Clara Besijelle – The Lobster King (Self-published)
Tessa Brunton – Passage (Sparkplug Books)
Lila Quintero Weaver – Dark Room: A Memoir in Black and White (University of Alabama Press)
Lale Westvind – Hot Dog Beach (Self-published)

Outstanding Series
Black Mass by Patrick Kyle (Mother Books)
EOTMC by Leslie Stein (Self-published)
Ganges by Kevin Huizenga (Fantagraphics)
Love and Rockets New Stories by The Hernandez Brothers (Fantagraphics)
Pope Hats by Ethan Rilly (AdHouse Books)

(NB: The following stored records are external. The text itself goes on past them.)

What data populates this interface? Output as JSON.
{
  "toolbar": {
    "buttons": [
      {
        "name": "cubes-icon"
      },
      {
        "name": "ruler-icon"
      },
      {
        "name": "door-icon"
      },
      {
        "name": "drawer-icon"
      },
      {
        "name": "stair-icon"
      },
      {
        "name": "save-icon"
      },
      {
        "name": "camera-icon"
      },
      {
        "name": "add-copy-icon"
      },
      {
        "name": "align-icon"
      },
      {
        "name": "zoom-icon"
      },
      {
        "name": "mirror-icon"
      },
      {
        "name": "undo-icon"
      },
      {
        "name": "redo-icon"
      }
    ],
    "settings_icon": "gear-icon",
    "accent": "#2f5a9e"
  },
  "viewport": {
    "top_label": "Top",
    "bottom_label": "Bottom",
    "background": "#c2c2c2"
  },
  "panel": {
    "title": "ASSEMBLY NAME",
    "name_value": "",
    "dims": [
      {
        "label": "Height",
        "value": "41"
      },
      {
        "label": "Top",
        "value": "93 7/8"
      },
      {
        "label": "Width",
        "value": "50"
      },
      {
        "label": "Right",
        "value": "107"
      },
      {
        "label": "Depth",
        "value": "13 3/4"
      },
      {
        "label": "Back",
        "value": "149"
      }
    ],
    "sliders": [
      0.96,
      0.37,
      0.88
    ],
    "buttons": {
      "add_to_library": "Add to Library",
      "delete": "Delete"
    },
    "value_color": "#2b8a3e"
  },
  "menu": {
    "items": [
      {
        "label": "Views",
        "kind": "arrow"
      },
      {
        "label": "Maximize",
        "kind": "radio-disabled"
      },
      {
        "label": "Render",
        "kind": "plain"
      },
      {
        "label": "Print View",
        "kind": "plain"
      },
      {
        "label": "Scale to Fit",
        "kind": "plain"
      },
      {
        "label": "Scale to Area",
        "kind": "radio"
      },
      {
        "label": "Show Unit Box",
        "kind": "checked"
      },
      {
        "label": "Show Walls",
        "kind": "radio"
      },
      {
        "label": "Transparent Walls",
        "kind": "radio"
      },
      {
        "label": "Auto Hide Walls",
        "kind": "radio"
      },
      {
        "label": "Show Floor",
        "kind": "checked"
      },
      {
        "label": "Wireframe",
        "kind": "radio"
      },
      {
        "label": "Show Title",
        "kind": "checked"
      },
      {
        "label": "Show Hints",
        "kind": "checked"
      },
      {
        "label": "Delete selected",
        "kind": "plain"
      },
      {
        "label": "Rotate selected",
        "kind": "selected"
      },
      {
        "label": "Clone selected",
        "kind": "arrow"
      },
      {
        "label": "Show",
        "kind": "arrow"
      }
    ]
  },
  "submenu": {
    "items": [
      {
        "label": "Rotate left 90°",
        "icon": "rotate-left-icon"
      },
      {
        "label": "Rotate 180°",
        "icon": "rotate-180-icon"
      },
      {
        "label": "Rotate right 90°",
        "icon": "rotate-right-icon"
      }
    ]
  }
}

Outstanding Comic
Hot Dog Beach #2 by Lale Westvind (Self-published)
Passage by Tessa Brunton (Sparkplug Books)
Pterodactyl Hunters by Brendan Leach (Top Shelf)
The Sixth Gun #17 by Brian Hurtt and Cullen Bunn (Oni Press)
Pope Hats #2 by Ethan Rilly (AdHouse Books)

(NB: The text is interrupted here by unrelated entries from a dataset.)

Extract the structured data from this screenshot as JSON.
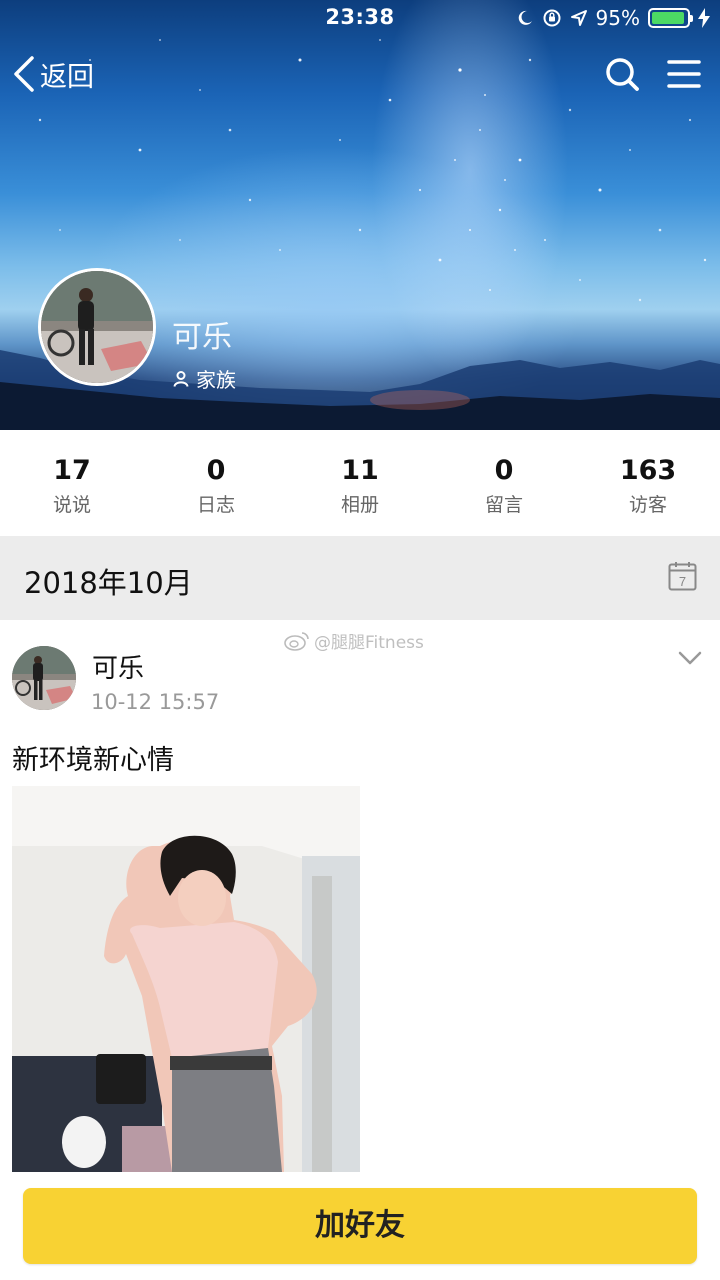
{
  "status_bar": {
    "time": "23:38",
    "battery_percent": "95%",
    "battery_level": 0.95,
    "icons": [
      "moon-icon",
      "orientation-lock-icon",
      "location-arrow-icon",
      "battery-icon",
      "charging-bolt-icon"
    ]
  },
  "nav": {
    "back_label": "返回",
    "icons": [
      "chevron-left-icon",
      "search-icon",
      "menu-icon"
    ]
  },
  "profile": {
    "name": "可乐",
    "tag": "家族",
    "tag_icon": "person-icon"
  },
  "stats": [
    {
      "value": "17",
      "label": "说说"
    },
    {
      "value": "0",
      "label": "日志"
    },
    {
      "value": "11",
      "label": "相册"
    },
    {
      "value": "0",
      "label": "留言"
    },
    {
      "value": "163",
      "label": "访客"
    }
  ],
  "timeline": {
    "month": "2018年10月",
    "calendar_day": "7"
  },
  "post": {
    "author": "可乐",
    "time": "10-12 15:57",
    "text": "新环境新心情",
    "watermark": "@腿腿Fitness"
  },
  "actions": {
    "add_friend": "加好友"
  },
  "colors": {
    "accent_yellow": "#f8d233",
    "battery_green": "#4cd964",
    "month_bar_bg": "#ececec"
  }
}
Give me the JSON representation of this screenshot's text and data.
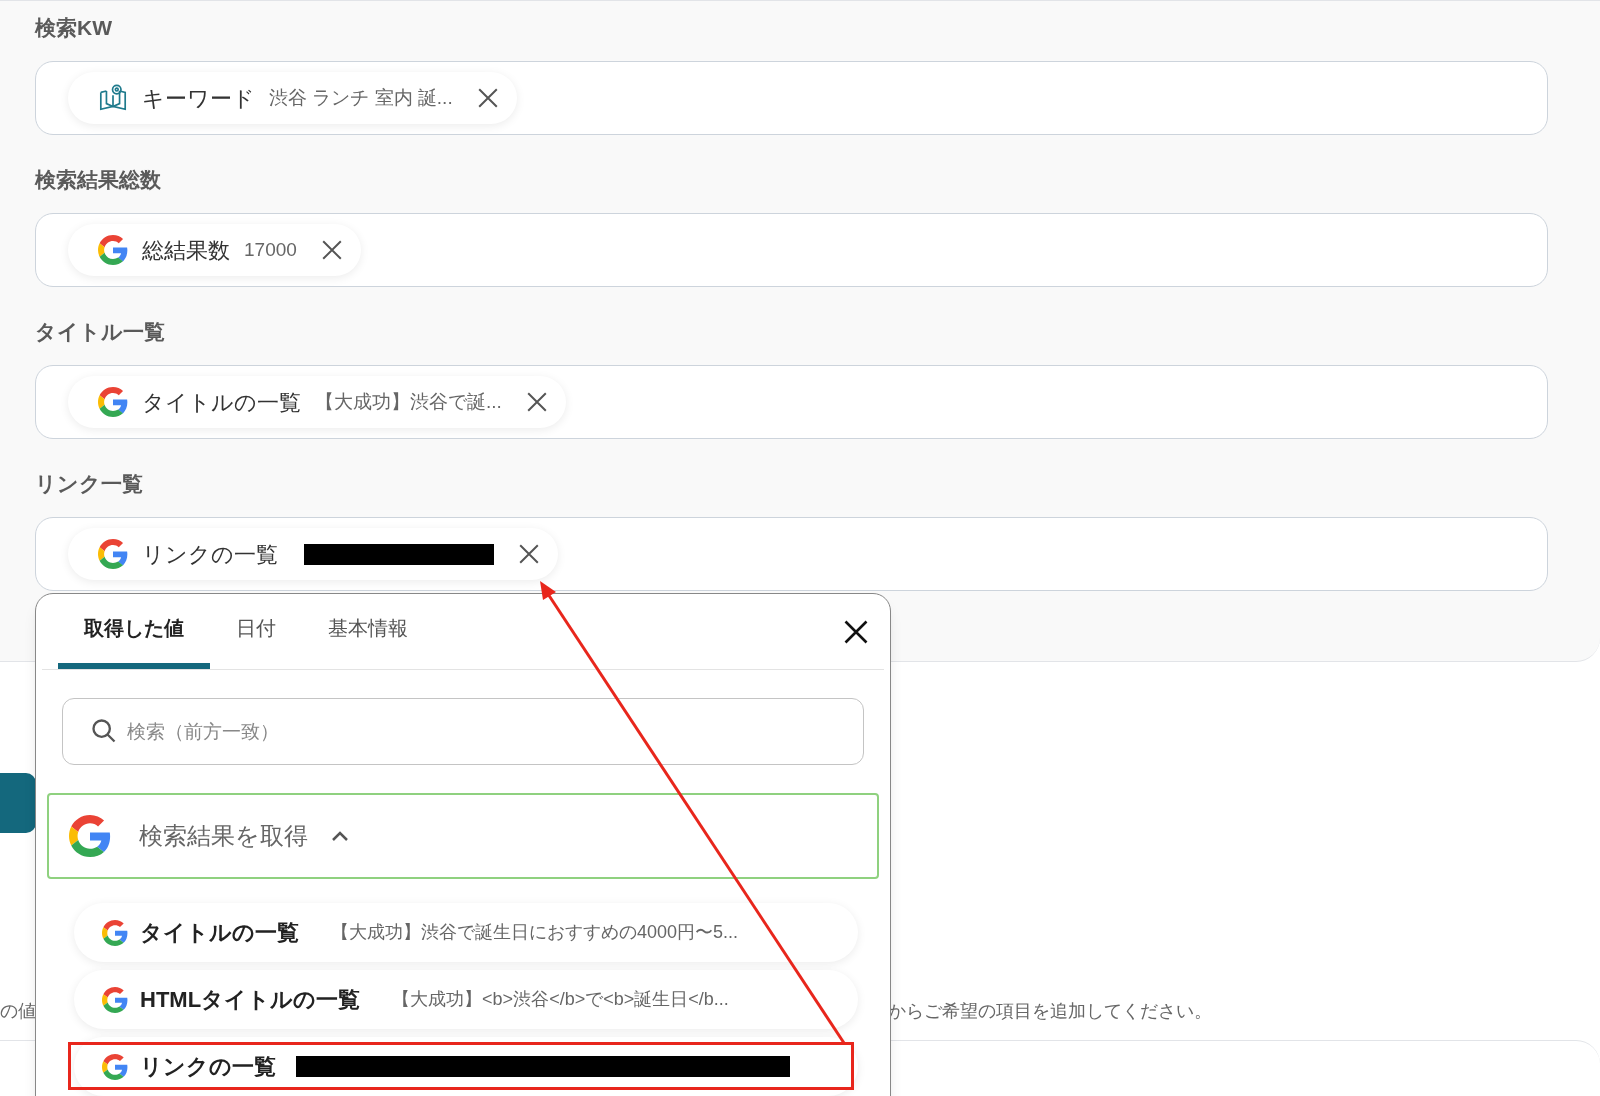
{
  "fields": [
    {
      "label": "検索KW",
      "chip": {
        "kind": "book",
        "name": "キーワード",
        "value": "渋谷 ランチ 室内 誕..."
      }
    },
    {
      "label": "検索結果総数",
      "chip": {
        "kind": "google",
        "name": "総結果数",
        "value": "17000"
      }
    },
    {
      "label": "タイトル一覧",
      "chip": {
        "kind": "google",
        "name": "タイトルの一覧",
        "value": "【大成功】渋谷で誕..."
      }
    },
    {
      "label": "リンク一覧",
      "chip": {
        "kind": "google",
        "name": "リンクの一覧",
        "redacted": true
      }
    }
  ],
  "background": {
    "left_text": "の値",
    "hint": "からご希望の項目を追加してください。"
  },
  "popup": {
    "tabs": [
      {
        "label": "取得した値",
        "selected": true
      },
      {
        "label": "日付",
        "selected": false
      },
      {
        "label": "基本情報",
        "selected": false
      }
    ],
    "search": {
      "placeholder": "検索（前方一致）"
    },
    "group": {
      "title": "検索結果を取得",
      "expanded": true
    },
    "items": [
      {
        "name": "タイトルの一覧",
        "value": "【大成功】渋谷で誕生日におすすめの4000円〜5...",
        "highlighted": false
      },
      {
        "name": "HTMLタイトルの一覧",
        "value": "【大成功】<b>渋谷</b>で<b>誕生日</b...",
        "highlighted": false
      },
      {
        "name": "リンクの一覧",
        "redacted": true,
        "highlighted": true
      }
    ]
  }
}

Outstanding Mini-Comic
The Death of Elijah Lovejoy by Noah Van Sciver (2D Cloud)
Hypnotic Induction Technique by Grant Reynolds (Self-published)
The Monkey in the Basement and Other Delusions by Corinne Mucha (Retrofit Comics)
Ramble On #2 by Calvin Wong (Self-published)
RAV #6 by Mickey Zacchilli (Self-published)

Outstanding Online Comic
Amazing Facts…and Beyond! with Leon Beyond by Dan Zettwoch and Kevin Huizenga
Black Is the Color by Julia Gfrorer
Lucky by Gabrielle Bell
Starslip by Kris Straub
SuperMutant Magic Academy by Jillian Tamaki


  1. Do we make a distinction between an imprint of a major publisher which produces quality graphic novels (Abrams ComicsArt) and a independent publisher of graphic novels distributed by a major publisher (Drawn & Quarterly, Fantagraphics)?

    There’s nothing in the Ignatz guidelines which states that the Ignatz Awards are connected to the spirit of the Small Press Expo. Section III does define each award, but any publisher could submit work. True, the jurors do select the best works, and tend to favor small press work, but if an issue of Super Amazing Wonder Guy completely reworks the superhero genre, and the techniques of storytelling, it could qualify. (I’m picturing the comics equivalent of “Twelve Angry Men”…)

    Has there been a drift towards larger publishers in the history of the Ignatz?

    What’s most interesting to me:

    Hmmm… how soon we see a table from the Association of American University Presses at conventions, selling the odd title from a variety of university presses? Or tables from an university publisher with a dedicated graphic novel list, such as the University Press of Mississippi?